* WORK INSTRUCTION
Each line of the records is to be copied verbatim.

* DATA SUPPLIED
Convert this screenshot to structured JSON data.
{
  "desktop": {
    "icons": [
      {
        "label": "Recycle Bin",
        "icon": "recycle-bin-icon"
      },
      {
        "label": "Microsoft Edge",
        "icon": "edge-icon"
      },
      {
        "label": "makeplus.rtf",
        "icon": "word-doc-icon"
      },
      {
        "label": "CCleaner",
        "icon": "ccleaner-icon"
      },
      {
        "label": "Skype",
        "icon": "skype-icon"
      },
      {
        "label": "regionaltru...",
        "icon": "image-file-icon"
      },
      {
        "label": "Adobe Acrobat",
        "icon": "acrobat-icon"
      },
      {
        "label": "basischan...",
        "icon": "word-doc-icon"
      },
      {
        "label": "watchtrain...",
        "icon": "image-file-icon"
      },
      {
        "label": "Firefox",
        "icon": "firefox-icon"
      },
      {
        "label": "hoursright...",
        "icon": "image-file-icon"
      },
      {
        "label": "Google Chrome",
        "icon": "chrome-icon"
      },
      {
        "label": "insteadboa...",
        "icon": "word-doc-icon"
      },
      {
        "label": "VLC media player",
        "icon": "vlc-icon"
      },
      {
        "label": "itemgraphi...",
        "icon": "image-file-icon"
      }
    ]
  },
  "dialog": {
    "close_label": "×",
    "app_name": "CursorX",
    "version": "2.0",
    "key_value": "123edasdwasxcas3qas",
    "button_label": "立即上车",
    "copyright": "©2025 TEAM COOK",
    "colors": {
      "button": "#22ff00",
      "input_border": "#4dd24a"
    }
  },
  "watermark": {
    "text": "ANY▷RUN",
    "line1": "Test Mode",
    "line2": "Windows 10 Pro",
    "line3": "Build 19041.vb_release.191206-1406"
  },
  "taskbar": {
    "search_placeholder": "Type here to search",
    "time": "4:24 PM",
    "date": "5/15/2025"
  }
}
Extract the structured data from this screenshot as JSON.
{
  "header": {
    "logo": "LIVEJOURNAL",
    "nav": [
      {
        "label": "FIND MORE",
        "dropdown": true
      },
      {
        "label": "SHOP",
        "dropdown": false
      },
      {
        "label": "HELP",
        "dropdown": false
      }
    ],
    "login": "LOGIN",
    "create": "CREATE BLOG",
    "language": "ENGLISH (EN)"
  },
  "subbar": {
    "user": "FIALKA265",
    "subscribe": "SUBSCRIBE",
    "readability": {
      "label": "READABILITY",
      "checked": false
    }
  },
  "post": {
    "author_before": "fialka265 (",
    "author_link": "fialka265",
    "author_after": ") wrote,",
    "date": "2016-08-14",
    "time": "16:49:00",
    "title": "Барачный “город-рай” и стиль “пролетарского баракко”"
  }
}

* YOUR RESPONSE
Convert this screenshot to structured JSON data.
{
  "desktop": {
    "icons": [
      {
        "label": "Recycle Bin",
        "icon": "recycle-bin-icon"
      },
      {
        "label": "Microsoft Edge",
        "icon": "edge-icon"
      },
      {
        "label": "makeplus.rtf",
        "icon": "word-doc-icon"
      },
      {
        "label": "CCleaner",
        "icon": "ccleaner-icon"
      },
      {
        "label": "Skype",
        "icon": "skype-icon"
      },
      {
        "label": "regionaltru...",
        "icon": "image-file-icon"
      },
      {
        "label": "Adobe Acrobat",
        "icon": "acrobat-icon"
      },
      {
        "label": "basischan...",
        "icon": "word-doc-icon"
      },
      {
        "label": "watchtrain...",
        "icon": "image-file-icon"
      },
      {
        "label": "Firefox",
        "icon": "firefox-icon"
      },
      {
        "label": "hoursright...",
        "icon": "image-file-icon"
      },
      {
        "label": "Google Chrome",
        "icon": "chrome-icon"
      },
      {
        "label": "insteadboa...",
        "icon": "word-doc-icon"
      },
      {
        "label": "VLC media player",
        "icon": "vlc-icon"
      },
      {
        "label": "itemgraphi...",
        "icon": "image-file-icon"
      }
    ]
  },
  "dialog": {
    "close_label": "×",
    "app_name": "CursorX",
    "version": "2.0",
    "key_value": "123edasdwasxcas3qas",
    "button_label": "立即上车",
    "copyright": "©2025 TEAM COOK",
    "colors": {
      "button": "#22ff00",
      "input_border": "#4dd24a"
    }
  },
  "watermark": {
    "text": "ANY▷RUN",
    "line1": "Test Mode",
    "line2": "Windows 10 Pro",
    "line3": "Build 19041.vb_release.191206-1406"
  },
  "taskbar": {
    "search_placeholder": "Type here to search",
    "time": "4:24 PM",
    "date": "5/15/2025"
  }
}
Extract the structured data from this screenshot as JSON.
{
  "header": {
    "logo": "LIVEJOURNAL",
    "nav": [
      {
        "label": "FIND MORE",
        "dropdown": true
      },
      {
        "label": "SHOP",
        "dropdown": false
      },
      {
        "label": "HELP",
        "dropdown": false
      }
    ],
    "login": "LOGIN",
    "create": "CREATE BLOG",
    "language": "ENGLISH (EN)"
  },
  "subbar": {
    "user": "FIALKA265",
    "subscribe": "SUBSCRIBE",
    "readability": {
      "label": "READABILITY",
      "checked": false
    }
  },
  "post": {
    "author_before": "fialka265 (",
    "author_link": "fialka265",
    "author_after": ") wrote,",
    "date": "2016-08-14",
    "time": "16:49:00",
    "title": "Барачный “город-рай” и стиль “пролетарского баракко”"
  }
}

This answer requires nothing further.